Off-track betting corporation in New York State is facing mounting fiscal problems.

Another off-track betting corporation in New York State is facing mounting fiscal problems and is considering Chapter 9 bankruptcy protection.

The Suffolk County Off-Track Betting Corp. board has approved a bankruptcy move if its officials believe the potential dire step is needed. The move comes just three months after New York City OTB, the nation’s largest off-track betting corporation, shut its doors after the state could not pass a restructuring plan.

Debbie Pfeiffer, director of public and government affairs for Suffolk OTB, said the corporation's board of directors authorized a reorganization plan "when, and if, they deem it necessary." In the event the president and vice president decide to move ahead with a reorganization plan, the next step would be for the Suffolk County legislature to pass a resolution approving such a move, she said.

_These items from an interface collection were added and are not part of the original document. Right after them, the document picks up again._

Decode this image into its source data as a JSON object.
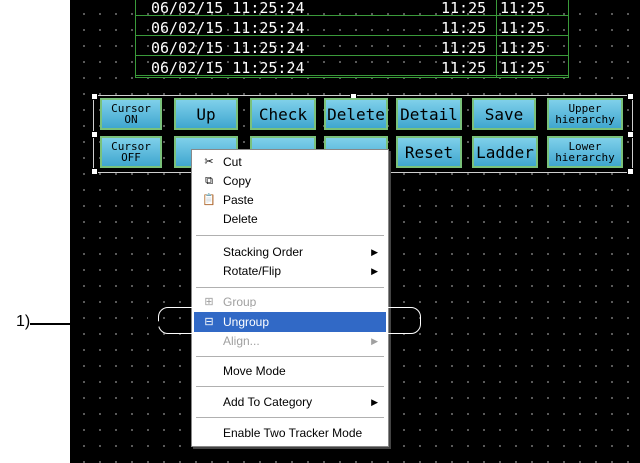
{
  "log_rows": [
    {
      "datetime": "06/02/15 11:25:24",
      "time1": "11:25",
      "time2": "11:25"
    },
    {
      "datetime": "06/02/15 11:25:24",
      "time1": "11:25",
      "time2": "11:25"
    },
    {
      "datetime": "06/02/15 11:25:24",
      "time1": "11:25",
      "time2": "11:25"
    },
    {
      "datetime": "06/02/15 11:25:24",
      "time1": "11:25",
      "time2": "11:25"
    }
  ],
  "buttons_row1": [
    {
      "line1": "Cursor",
      "line2": "ON"
    },
    {
      "label": "Up"
    },
    {
      "label": "Check"
    },
    {
      "label": "Delete"
    },
    {
      "label": "Detail"
    },
    {
      "label": "Save"
    },
    {
      "line1": "Upper",
      "line2": "hierarchy"
    }
  ],
  "buttons_row2": [
    {
      "line1": "Cursor",
      "line2": "OFF"
    },
    {
      "label": "Reset"
    },
    {
      "label": "Ladder"
    },
    {
      "line1": "Lower",
      "line2": "hierarchy"
    }
  ],
  "context_menu": {
    "cut": "Cut",
    "copy": "Copy",
    "paste": "Paste",
    "delete": "Delete",
    "stacking_order": "Stacking Order",
    "rotate_flip": "Rotate/Flip",
    "group": "Group",
    "ungroup": "Ungroup",
    "align": "Align...",
    "move_mode": "Move Mode",
    "add_to_category": "Add To Category",
    "enable_two_tracker": "Enable Two Tracker Mode"
  },
  "callout": {
    "label": "1)"
  },
  "colors": {
    "canvas": "#000000",
    "button": "#5bbce0",
    "button_border": "#7ac17a",
    "highlight": "#3169c6"
  }
}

The Suffolk County legislature is scheduled to meet in special session March 3 to consider an unrelated matter. Pfeiffer said a decision whether to proceed with reorganization will be made sometime the week of Feb. 27.

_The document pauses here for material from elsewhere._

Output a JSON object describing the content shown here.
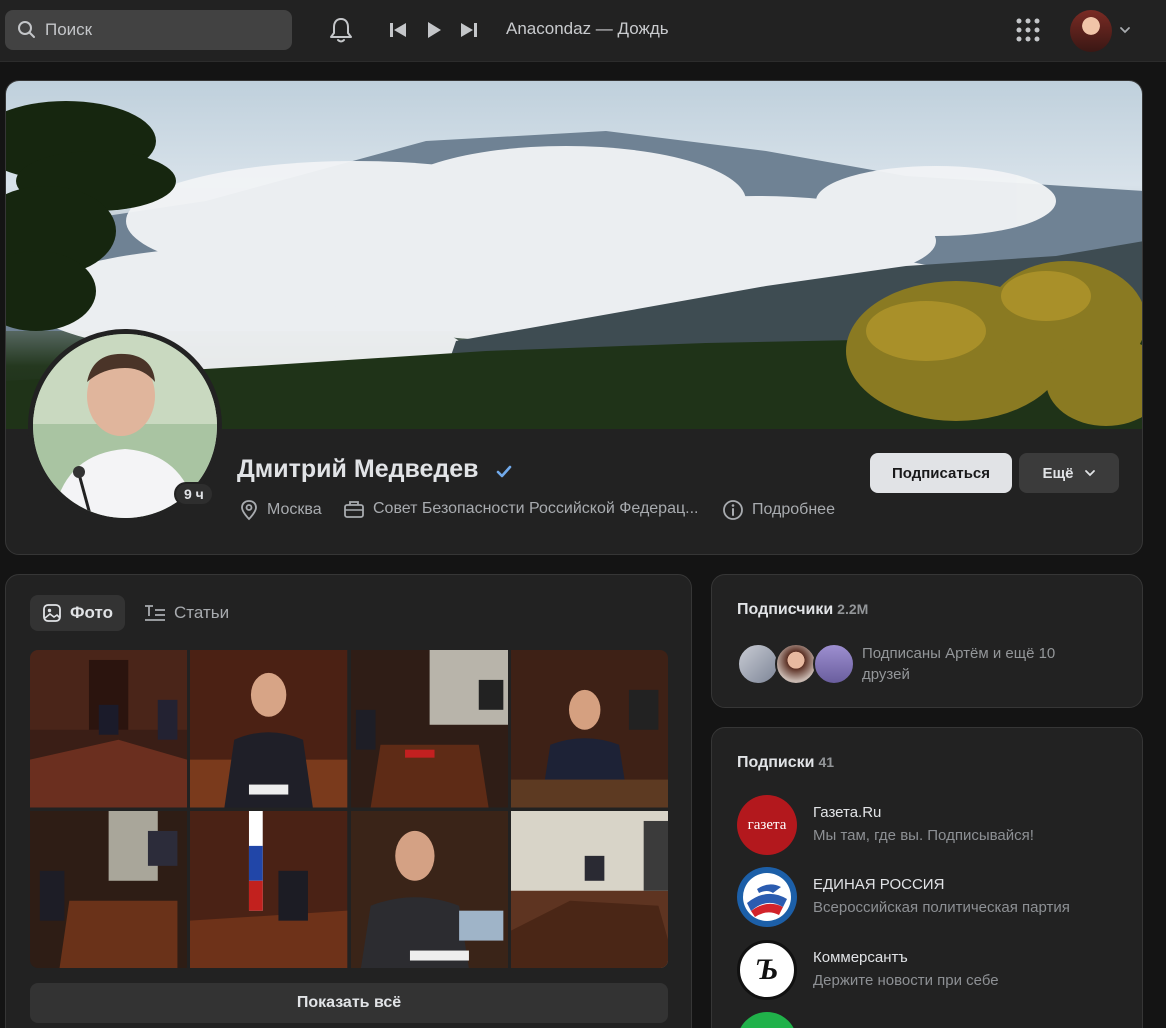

"Suffolk OTB is open for business; branches, the phone room, and Suffolk OTB's Internet site are all fully operational," Pfeiffer said. "We look forward to continuing to provide our customers with the high level of service they have come to expect from Suffolk OTB."

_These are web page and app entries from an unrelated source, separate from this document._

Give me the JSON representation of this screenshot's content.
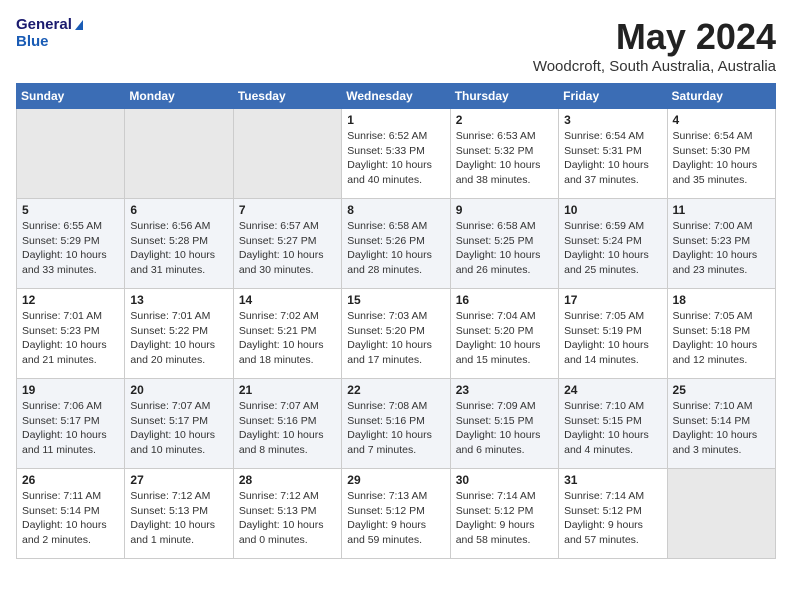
{
  "header": {
    "logo_line1": "General",
    "logo_line2": "Blue",
    "title": "May 2024",
    "location": "Woodcroft, South Australia, Australia"
  },
  "weekdays": [
    "Sunday",
    "Monday",
    "Tuesday",
    "Wednesday",
    "Thursday",
    "Friday",
    "Saturday"
  ],
  "weeks": [
    [
      {
        "day": "",
        "info": ""
      },
      {
        "day": "",
        "info": ""
      },
      {
        "day": "",
        "info": ""
      },
      {
        "day": "1",
        "info": "Sunrise: 6:52 AM\nSunset: 5:33 PM\nDaylight: 10 hours\nand 40 minutes."
      },
      {
        "day": "2",
        "info": "Sunrise: 6:53 AM\nSunset: 5:32 PM\nDaylight: 10 hours\nand 38 minutes."
      },
      {
        "day": "3",
        "info": "Sunrise: 6:54 AM\nSunset: 5:31 PM\nDaylight: 10 hours\nand 37 minutes."
      },
      {
        "day": "4",
        "info": "Sunrise: 6:54 AM\nSunset: 5:30 PM\nDaylight: 10 hours\nand 35 minutes."
      }
    ],
    [
      {
        "day": "5",
        "info": "Sunrise: 6:55 AM\nSunset: 5:29 PM\nDaylight: 10 hours\nand 33 minutes."
      },
      {
        "day": "6",
        "info": "Sunrise: 6:56 AM\nSunset: 5:28 PM\nDaylight: 10 hours\nand 31 minutes."
      },
      {
        "day": "7",
        "info": "Sunrise: 6:57 AM\nSunset: 5:27 PM\nDaylight: 10 hours\nand 30 minutes."
      },
      {
        "day": "8",
        "info": "Sunrise: 6:58 AM\nSunset: 5:26 PM\nDaylight: 10 hours\nand 28 minutes."
      },
      {
        "day": "9",
        "info": "Sunrise: 6:58 AM\nSunset: 5:25 PM\nDaylight: 10 hours\nand 26 minutes."
      },
      {
        "day": "10",
        "info": "Sunrise: 6:59 AM\nSunset: 5:24 PM\nDaylight: 10 hours\nand 25 minutes."
      },
      {
        "day": "11",
        "info": "Sunrise: 7:00 AM\nSunset: 5:23 PM\nDaylight: 10 hours\nand 23 minutes."
      }
    ],
    [
      {
        "day": "12",
        "info": "Sunrise: 7:01 AM\nSunset: 5:23 PM\nDaylight: 10 hours\nand 21 minutes."
      },
      {
        "day": "13",
        "info": "Sunrise: 7:01 AM\nSunset: 5:22 PM\nDaylight: 10 hours\nand 20 minutes."
      },
      {
        "day": "14",
        "info": "Sunrise: 7:02 AM\nSunset: 5:21 PM\nDaylight: 10 hours\nand 18 minutes."
      },
      {
        "day": "15",
        "info": "Sunrise: 7:03 AM\nSunset: 5:20 PM\nDaylight: 10 hours\nand 17 minutes."
      },
      {
        "day": "16",
        "info": "Sunrise: 7:04 AM\nSunset: 5:20 PM\nDaylight: 10 hours\nand 15 minutes."
      },
      {
        "day": "17",
        "info": "Sunrise: 7:05 AM\nSunset: 5:19 PM\nDaylight: 10 hours\nand 14 minutes."
      },
      {
        "day": "18",
        "info": "Sunrise: 7:05 AM\nSunset: 5:18 PM\nDaylight: 10 hours\nand 12 minutes."
      }
    ],
    [
      {
        "day": "19",
        "info": "Sunrise: 7:06 AM\nSunset: 5:17 PM\nDaylight: 10 hours\nand 11 minutes."
      },
      {
        "day": "20",
        "info": "Sunrise: 7:07 AM\nSunset: 5:17 PM\nDaylight: 10 hours\nand 10 minutes."
      },
      {
        "day": "21",
        "info": "Sunrise: 7:07 AM\nSunset: 5:16 PM\nDaylight: 10 hours\nand 8 minutes."
      },
      {
        "day": "22",
        "info": "Sunrise: 7:08 AM\nSunset: 5:16 PM\nDaylight: 10 hours\nand 7 minutes."
      },
      {
        "day": "23",
        "info": "Sunrise: 7:09 AM\nSunset: 5:15 PM\nDaylight: 10 hours\nand 6 minutes."
      },
      {
        "day": "24",
        "info": "Sunrise: 7:10 AM\nSunset: 5:15 PM\nDaylight: 10 hours\nand 4 minutes."
      },
      {
        "day": "25",
        "info": "Sunrise: 7:10 AM\nSunset: 5:14 PM\nDaylight: 10 hours\nand 3 minutes."
      }
    ],
    [
      {
        "day": "26",
        "info": "Sunrise: 7:11 AM\nSunset: 5:14 PM\nDaylight: 10 hours\nand 2 minutes."
      },
      {
        "day": "27",
        "info": "Sunrise: 7:12 AM\nSunset: 5:13 PM\nDaylight: 10 hours\nand 1 minute."
      },
      {
        "day": "28",
        "info": "Sunrise: 7:12 AM\nSunset: 5:13 PM\nDaylight: 10 hours\nand 0 minutes."
      },
      {
        "day": "29",
        "info": "Sunrise: 7:13 AM\nSunset: 5:12 PM\nDaylight: 9 hours\nand 59 minutes."
      },
      {
        "day": "30",
        "info": "Sunrise: 7:14 AM\nSunset: 5:12 PM\nDaylight: 9 hours\nand 58 minutes."
      },
      {
        "day": "31",
        "info": "Sunrise: 7:14 AM\nSunset: 5:12 PM\nDaylight: 9 hours\nand 57 minutes."
      },
      {
        "day": "",
        "info": ""
      }
    ]
  ]
}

One top lawmaker said the Suffolk OTB problem is part of a widespread concern for much of the state's OTB industry--are all publicly owned and share proceeds with local governments, the state, and the racing industry.

“This shows the need for consolidation of all the state OTBs,” Assembly Racing Committee chairman Gary Pretlow said.

The veteran lawmaker said Suffolk OTB's problems give further evidence to his belief that New York’s tracks either should take over the off-track betting business in the state or there should be one operation to cover the entire state. Pretlow disputed the longstanding complaint that the state-imposed business model for the off-track corporations is financially unworkable.

“The OTBs overspend,” Pretlow said.

The state's chief fiscal watchdog warned other OTB corporations could face the same problems as NYCOTB and the worsening situation at Suffolk OTB.

"New York still has not taken any substantive actions to bring back the bettors and fix OTB, a source of revenue for our hard-strapped municipalities and a support for the state’s horse industry,'' state Comptroller Thomas DiNapoli said in a statement Feb. 25.

The comptroller noted his office nine months ago released a report raising concerns about the fiscal health of OTB corporations outside New York City, and offered a series of recommendations to improve their operations.

"It's clear OTB’s current business model just doesn’t work. It’s time we make some much-needed changes and find a model that does,'' DiNapoli said.

Suffolk OTB has annual pari-mutuel handle of between $150 million and $200 million--about one-fifth the handle of NYCOTB at the time of its closure in December. Suffolk OTB operates 14 parlors, including one teletheater. It first opened in 1975--five years after the state authorized off-track betting in New York.

A state task force on the future of off-track betting last year said Suffolk OTB had about $3 million in post-retirement obligations for its current and former workers--higher than the nearby Nassau County OTB, which does about twice as much business.

State officials were closely monitoring the possible shutdown of another OTB corporation in New York.

“Chairman (John) Sabini and the Racing and Wagering Board are going to take every step to ensure the betting public is protected during this period while Suffolk OTB deals with its financial condition,” agency spokesman Joseph Mahoney said.

Officials at the New York Racing Association, which was the largest creditor during the NYCOTB Chapter 9 proceeding, could only immediately say Suffolk OTB owes the betting entity “a significant amount of money,” according to NYRA spokesman Dan Silver.

“We have been discussing our growing concerns over the viability of Suffolk OTB with both Suffolk OTB and the state for several months now,” Silver said. He noted NYRA president Charles Hayward raised the topic during public meetings earlier this year before the Senate and Assembly racing committees.

“The New York off-track betting model is broken, and we have been saying this for years,” Silver said.